Work request » Below are records. Copy every line with "true" in it.

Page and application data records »
--- START ---

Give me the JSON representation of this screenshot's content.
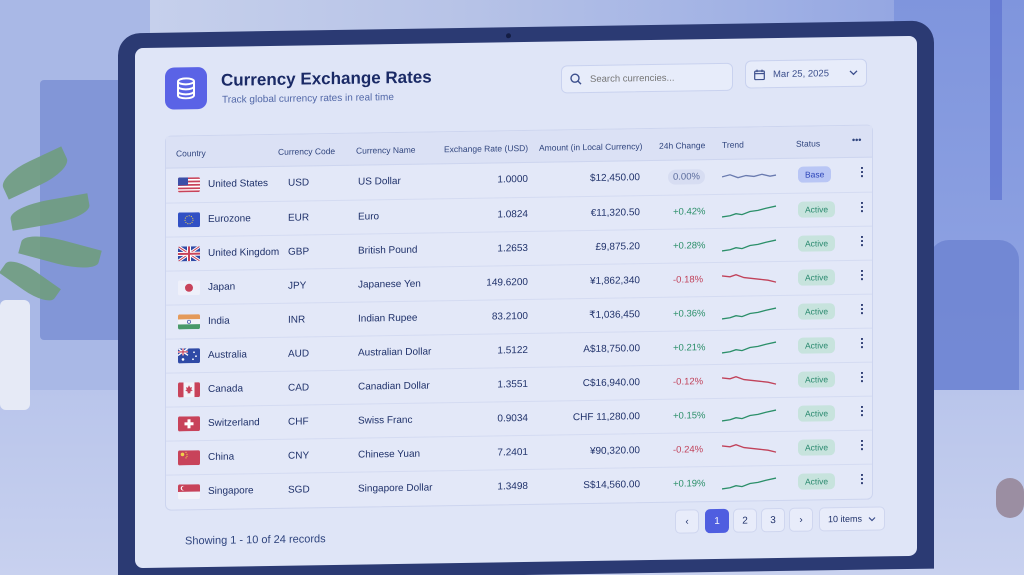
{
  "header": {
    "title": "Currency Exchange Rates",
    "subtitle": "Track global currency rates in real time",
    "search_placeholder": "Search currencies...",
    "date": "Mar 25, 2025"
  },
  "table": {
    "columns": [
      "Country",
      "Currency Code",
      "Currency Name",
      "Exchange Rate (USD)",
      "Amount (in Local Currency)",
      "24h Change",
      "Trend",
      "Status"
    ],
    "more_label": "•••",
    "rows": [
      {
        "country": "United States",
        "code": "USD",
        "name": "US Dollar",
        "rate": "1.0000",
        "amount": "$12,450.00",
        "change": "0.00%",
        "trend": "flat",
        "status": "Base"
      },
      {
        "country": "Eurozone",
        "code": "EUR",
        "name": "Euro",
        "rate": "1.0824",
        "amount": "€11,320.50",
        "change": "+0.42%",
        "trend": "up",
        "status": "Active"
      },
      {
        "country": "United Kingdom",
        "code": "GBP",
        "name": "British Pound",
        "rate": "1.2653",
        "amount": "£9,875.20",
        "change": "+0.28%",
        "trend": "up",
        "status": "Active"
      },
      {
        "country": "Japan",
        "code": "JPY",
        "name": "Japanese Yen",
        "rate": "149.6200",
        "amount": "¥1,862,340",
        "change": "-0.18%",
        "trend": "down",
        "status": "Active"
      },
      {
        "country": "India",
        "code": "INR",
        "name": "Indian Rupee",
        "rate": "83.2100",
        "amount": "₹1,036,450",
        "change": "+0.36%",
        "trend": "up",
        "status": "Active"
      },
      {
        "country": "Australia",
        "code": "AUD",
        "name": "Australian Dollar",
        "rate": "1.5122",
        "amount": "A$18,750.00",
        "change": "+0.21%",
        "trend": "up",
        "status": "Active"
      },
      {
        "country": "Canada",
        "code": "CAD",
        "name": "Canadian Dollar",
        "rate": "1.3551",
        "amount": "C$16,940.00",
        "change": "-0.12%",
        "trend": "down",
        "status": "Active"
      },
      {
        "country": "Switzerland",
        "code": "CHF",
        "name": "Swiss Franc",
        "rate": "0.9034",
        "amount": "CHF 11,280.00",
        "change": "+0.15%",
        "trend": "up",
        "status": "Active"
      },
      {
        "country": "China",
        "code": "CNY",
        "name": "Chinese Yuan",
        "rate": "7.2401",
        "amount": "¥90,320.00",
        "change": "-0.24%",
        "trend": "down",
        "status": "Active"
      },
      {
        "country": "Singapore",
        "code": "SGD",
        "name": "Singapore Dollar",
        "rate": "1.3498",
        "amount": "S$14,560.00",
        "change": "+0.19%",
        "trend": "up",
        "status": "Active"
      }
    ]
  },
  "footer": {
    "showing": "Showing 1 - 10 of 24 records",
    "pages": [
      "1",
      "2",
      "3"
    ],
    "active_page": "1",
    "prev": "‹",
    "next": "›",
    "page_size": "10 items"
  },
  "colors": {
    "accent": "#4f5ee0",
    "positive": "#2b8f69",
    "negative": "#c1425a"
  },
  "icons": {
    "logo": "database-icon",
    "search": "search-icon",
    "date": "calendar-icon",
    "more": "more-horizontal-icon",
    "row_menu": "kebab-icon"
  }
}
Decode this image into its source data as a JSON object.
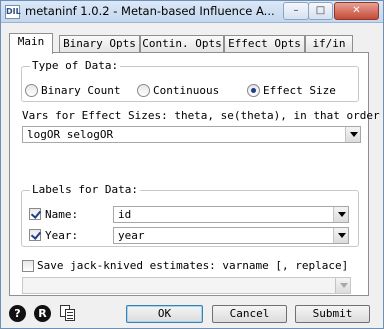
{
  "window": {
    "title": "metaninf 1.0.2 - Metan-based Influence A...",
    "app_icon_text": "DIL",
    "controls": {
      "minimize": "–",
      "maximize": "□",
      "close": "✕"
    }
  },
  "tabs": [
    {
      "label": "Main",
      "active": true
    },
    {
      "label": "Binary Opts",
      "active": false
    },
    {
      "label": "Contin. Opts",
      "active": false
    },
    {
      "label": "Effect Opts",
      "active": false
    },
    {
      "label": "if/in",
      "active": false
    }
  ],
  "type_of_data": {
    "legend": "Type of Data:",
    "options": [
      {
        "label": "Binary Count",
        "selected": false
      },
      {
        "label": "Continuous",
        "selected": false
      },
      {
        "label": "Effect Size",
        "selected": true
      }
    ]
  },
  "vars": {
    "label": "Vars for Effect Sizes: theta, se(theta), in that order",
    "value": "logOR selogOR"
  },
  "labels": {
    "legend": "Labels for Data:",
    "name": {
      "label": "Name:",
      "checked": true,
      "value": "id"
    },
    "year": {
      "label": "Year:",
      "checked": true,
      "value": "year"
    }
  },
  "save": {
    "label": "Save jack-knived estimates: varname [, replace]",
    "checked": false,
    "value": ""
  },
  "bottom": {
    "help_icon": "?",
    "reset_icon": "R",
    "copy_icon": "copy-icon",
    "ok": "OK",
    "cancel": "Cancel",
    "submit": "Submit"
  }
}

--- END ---
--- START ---

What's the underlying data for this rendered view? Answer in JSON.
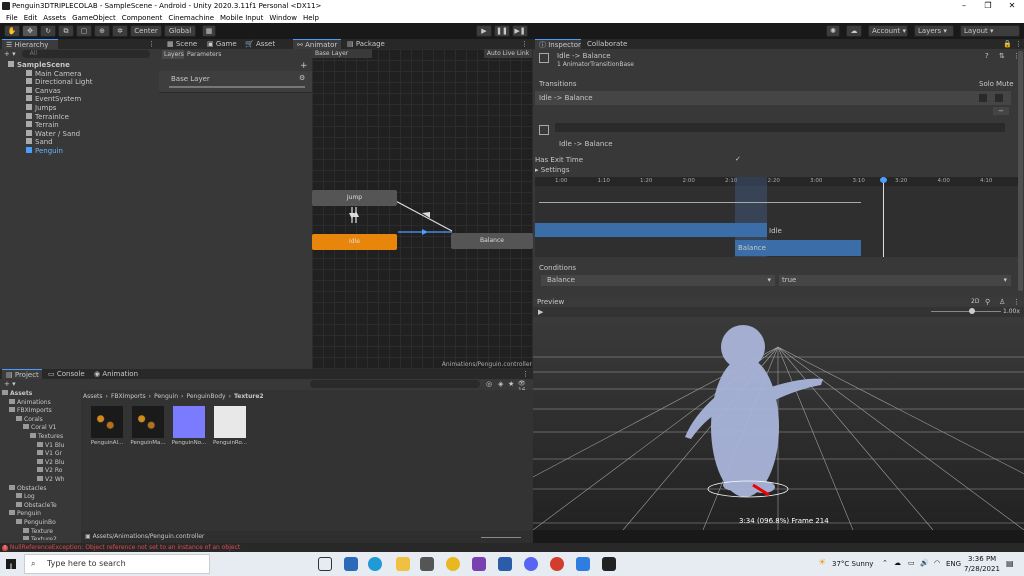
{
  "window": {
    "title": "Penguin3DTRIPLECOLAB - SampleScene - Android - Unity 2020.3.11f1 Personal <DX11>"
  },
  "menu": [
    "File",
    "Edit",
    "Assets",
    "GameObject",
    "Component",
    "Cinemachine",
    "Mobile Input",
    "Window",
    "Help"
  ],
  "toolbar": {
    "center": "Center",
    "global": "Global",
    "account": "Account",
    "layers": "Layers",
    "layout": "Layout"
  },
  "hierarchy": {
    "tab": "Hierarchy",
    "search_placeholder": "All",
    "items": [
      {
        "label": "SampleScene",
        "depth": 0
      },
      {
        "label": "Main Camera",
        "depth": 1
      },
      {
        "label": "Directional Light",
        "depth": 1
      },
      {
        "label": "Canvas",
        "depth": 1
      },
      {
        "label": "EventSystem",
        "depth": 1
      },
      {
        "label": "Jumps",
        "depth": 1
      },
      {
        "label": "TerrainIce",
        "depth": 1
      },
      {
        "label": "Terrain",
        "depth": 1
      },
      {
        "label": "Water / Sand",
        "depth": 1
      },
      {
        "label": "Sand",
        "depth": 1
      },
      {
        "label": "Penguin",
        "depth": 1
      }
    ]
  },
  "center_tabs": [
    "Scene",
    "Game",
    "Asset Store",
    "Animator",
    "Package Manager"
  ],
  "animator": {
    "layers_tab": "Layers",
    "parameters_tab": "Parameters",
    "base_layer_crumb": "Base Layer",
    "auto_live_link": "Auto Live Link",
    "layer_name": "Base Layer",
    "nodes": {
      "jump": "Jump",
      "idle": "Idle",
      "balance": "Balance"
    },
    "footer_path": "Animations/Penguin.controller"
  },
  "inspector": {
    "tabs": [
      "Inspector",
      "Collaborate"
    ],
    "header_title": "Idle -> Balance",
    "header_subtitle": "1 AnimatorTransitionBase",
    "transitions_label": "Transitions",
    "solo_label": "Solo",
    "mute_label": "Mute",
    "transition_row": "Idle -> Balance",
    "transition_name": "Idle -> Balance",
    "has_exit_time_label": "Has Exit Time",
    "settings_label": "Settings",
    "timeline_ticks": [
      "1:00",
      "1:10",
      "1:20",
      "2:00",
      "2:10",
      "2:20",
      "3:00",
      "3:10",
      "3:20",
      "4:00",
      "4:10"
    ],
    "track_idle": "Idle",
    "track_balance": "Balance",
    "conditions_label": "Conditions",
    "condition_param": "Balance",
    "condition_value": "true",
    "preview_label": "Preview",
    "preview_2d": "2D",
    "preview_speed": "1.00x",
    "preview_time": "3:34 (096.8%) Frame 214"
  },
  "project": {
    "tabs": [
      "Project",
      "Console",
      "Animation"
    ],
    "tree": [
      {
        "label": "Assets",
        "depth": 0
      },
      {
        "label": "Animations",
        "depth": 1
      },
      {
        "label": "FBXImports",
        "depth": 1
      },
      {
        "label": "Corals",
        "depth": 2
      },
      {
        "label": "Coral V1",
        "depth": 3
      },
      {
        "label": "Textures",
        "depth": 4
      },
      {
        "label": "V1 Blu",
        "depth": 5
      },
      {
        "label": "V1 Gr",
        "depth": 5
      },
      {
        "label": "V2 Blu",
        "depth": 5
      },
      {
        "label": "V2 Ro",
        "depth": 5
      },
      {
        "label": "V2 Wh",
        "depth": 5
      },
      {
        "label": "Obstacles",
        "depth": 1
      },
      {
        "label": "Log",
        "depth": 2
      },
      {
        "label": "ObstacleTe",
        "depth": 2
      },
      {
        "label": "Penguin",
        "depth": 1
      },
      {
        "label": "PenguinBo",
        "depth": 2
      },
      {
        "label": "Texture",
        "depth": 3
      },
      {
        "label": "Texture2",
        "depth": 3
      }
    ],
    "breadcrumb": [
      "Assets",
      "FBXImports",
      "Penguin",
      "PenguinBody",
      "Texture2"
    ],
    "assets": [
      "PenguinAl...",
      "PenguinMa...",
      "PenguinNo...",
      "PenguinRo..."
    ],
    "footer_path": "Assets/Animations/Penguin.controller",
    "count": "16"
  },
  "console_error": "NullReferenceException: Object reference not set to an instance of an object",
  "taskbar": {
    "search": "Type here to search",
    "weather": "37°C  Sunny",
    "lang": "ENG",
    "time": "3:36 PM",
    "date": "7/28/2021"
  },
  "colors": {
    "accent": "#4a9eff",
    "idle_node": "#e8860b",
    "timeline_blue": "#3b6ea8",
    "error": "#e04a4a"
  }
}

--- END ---

Exercise answer »
      "active": true
        "selected": true
      "checked": true,
      "checked": true,
    "condition_value": "true",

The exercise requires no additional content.